START INFORMATION GIVEN

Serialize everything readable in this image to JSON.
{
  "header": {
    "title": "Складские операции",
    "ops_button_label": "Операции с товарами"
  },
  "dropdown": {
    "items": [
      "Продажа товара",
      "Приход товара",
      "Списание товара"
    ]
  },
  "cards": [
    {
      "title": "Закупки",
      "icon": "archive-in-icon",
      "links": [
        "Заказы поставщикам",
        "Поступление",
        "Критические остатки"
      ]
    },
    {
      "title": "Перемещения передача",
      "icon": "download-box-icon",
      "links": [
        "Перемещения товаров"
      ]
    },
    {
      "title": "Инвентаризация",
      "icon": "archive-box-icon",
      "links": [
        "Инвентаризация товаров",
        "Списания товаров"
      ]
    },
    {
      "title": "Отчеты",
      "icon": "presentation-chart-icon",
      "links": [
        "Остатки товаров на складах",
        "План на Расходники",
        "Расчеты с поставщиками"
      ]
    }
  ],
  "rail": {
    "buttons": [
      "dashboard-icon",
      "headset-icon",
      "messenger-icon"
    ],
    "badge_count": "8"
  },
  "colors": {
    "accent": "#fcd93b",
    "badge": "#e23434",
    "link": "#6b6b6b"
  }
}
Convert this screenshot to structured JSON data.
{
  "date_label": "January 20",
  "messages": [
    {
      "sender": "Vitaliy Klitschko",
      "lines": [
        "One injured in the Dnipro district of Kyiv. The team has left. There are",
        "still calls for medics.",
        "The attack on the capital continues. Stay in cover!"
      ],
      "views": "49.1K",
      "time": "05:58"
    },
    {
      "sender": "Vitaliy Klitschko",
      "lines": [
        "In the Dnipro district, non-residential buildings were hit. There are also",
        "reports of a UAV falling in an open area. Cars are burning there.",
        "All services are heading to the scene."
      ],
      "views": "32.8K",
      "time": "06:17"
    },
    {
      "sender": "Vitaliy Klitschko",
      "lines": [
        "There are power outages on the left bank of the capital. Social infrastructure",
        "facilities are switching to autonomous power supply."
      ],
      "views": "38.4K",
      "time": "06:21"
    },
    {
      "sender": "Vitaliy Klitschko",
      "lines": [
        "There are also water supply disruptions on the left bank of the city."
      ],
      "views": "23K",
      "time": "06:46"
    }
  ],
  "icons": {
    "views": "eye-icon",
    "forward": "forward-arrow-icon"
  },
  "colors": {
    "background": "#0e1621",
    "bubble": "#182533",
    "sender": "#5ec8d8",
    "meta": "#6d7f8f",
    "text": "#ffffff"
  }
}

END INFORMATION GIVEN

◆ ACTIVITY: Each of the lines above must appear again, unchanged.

◆ SOLVED PROBLEM:
Serialize everything readable in this image to JSON.
{
  "header": {
    "title": "Складские операции",
    "ops_button_label": "Операции с товарами"
  },
  "dropdown": {
    "items": [
      "Продажа товара",
      "Приход товара",
      "Списание товара"
    ]
  },
  "cards": [
    {
      "title": "Закупки",
      "icon": "archive-in-icon",
      "links": [
        "Заказы поставщикам",
        "Поступление",
        "Критические остатки"
      ]
    },
    {
      "title": "Перемещения передача",
      "icon": "download-box-icon",
      "links": [
        "Перемещения товаров"
      ]
    },
    {
      "title": "Инвентаризация",
      "icon": "archive-box-icon",
      "links": [
        "Инвентаризация товаров",
        "Списания товаров"
      ]
    },
    {
      "title": "Отчеты",
      "icon": "presentation-chart-icon",
      "links": [
        "Остатки товаров на складах",
        "План на Расходники",
        "Расчеты с поставщиками"
      ]
    }
  ],
  "rail": {
    "buttons": [
      "dashboard-icon",
      "headset-icon",
      "messenger-icon"
    ],
    "badge_count": "8"
  },
  "colors": {
    "accent": "#fcd93b",
    "badge": "#e23434",
    "link": "#6b6b6b"
  }
}
Convert this screenshot to structured JSON data.
{
  "date_label": "January 20",
  "messages": [
    {
      "sender": "Vitaliy Klitschko",
      "lines": [
        "One injured in the Dnipro district of Kyiv. The team has left. There are",
        "still calls for medics.",
        "The attack on the capital continues. Stay in cover!"
      ],
      "views": "49.1K",
      "time": "05:58"
    },
    {
      "sender": "Vitaliy Klitschko",
      "lines": [
        "In the Dnipro district, non-residential buildings were hit. There are also",
        "reports of a UAV falling in an open area. Cars are burning there.",
        "All services are heading to the scene."
      ],
      "views": "32.8K",
      "time": "06:17"
    },
    {
      "sender": "Vitaliy Klitschko",
      "lines": [
        "There are power outages on the left bank of the capital. Social infrastructure",
        "facilities are switching to autonomous power supply."
      ],
      "views": "38.4K",
      "time": "06:21"
    },
    {
      "sender": "Vitaliy Klitschko",
      "lines": [
        "There are also water supply disruptions on the left bank of the city."
      ],
      "views": "23K",
      "time": "06:46"
    }
  ],
  "icons": {
    "views": "eye-icon",
    "forward": "forward-arrow-icon"
  },
  "colors": {
    "background": "#0e1621",
    "bubble": "#182533",
    "sender": "#5ec8d8",
    "meta": "#6d7f8f",
    "text": "#ffffff"
  }
}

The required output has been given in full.